The Walkerton Water Disaster – “Here, you can drink the water again.”

The Situation 

In a mid-western Ontario town of 5,000 people, over 2,000 became sick from drinking E-coli contaminated, but otherwise ordinary tap water.  People were dying, including the town librarian, and the 2 year old daughter of the town police officer.  It was the largest public utilities disaster in North America in decades.

The communication challenges were huge.  How do you deal with international media attention in a small town without infrastructure?  How do you communicate public health and safety information to the residents?  What can you do to lower the risk of crippling class action lawsuits?  And how on earth do you convince residents to drink the water again?

The Plan

We created our own, daily newsletter and hand-dropped it in each mailbox.  In an environment where the majority of the population wasn't online, it was the only way we had to communicate on a daily basis.

We did our best to accommodate international media - trucking in extra sound equipment, arranging a temporary cell-tower for increased cellular usage and even arranging accommodations where we could.  This goodwill came to our benefit when the TV stations with helicopters offered to ferry the families of sick patients to hospital centres during non-peak hours (most patients were being air-ambulanced to locations several hours away.)

One of our team actually moved to the town full-time, and became widely known for always being available to help answer any questions or concerns.

Using interactive video, we explained how a new filtration process would work... and when the medical officials gave us the go ahead, we arranged for high-profile individuals to be seen drinking the tap water.

The Results

Liability was limited to the extent of the town's insurance coverage, thus preventing the province from bailing out the municipality, or forcing the municipality into bankruptcy.   Walkerton is now the home of a "Water research centre" and is widely acknowledged to have world-class tap water - even amongst the residents who lived through the disaster.
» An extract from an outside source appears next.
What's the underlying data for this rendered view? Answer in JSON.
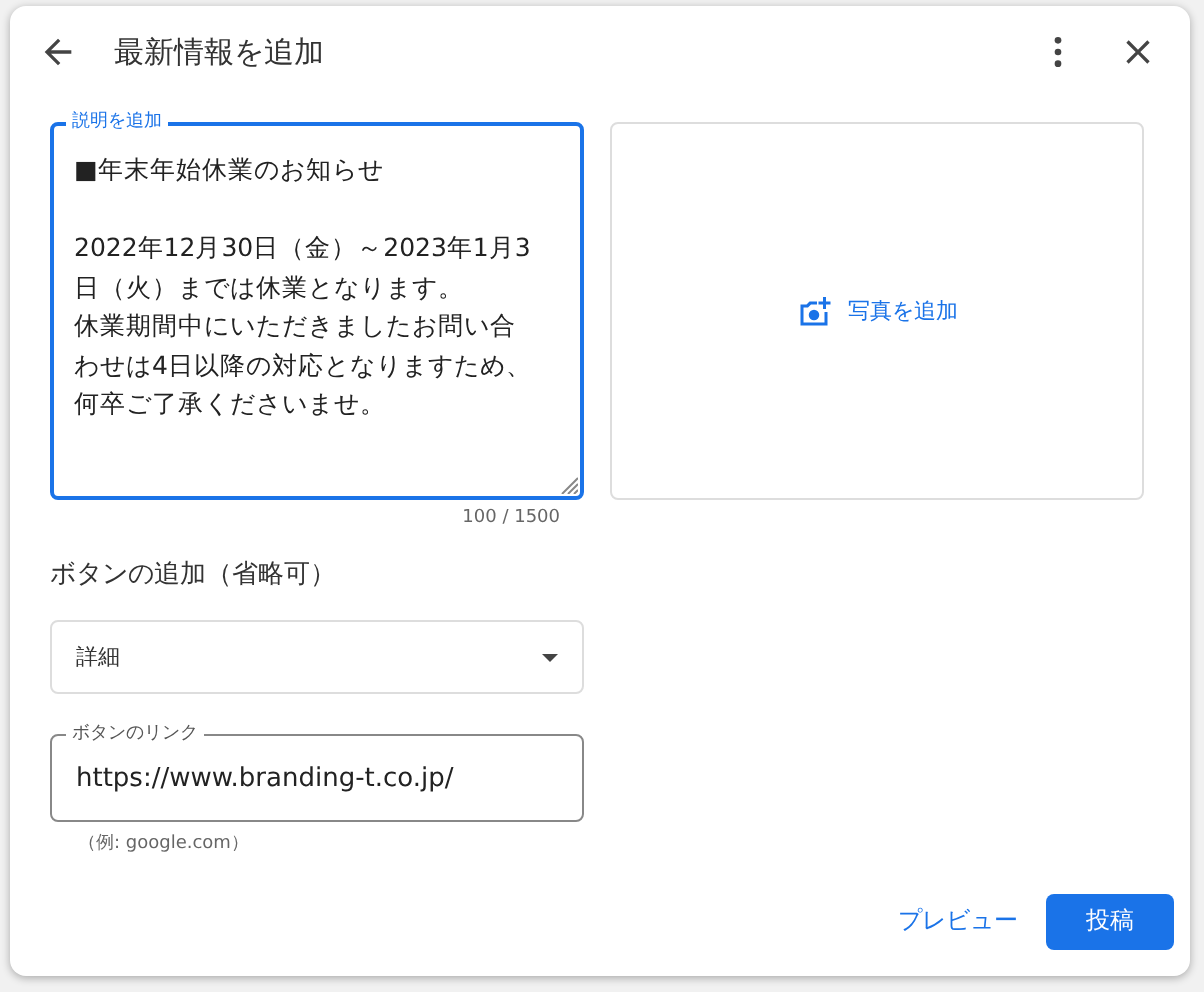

If you have other questions or want to talk about your situation, you can always reach me here, or give me a call at (888)662-4550.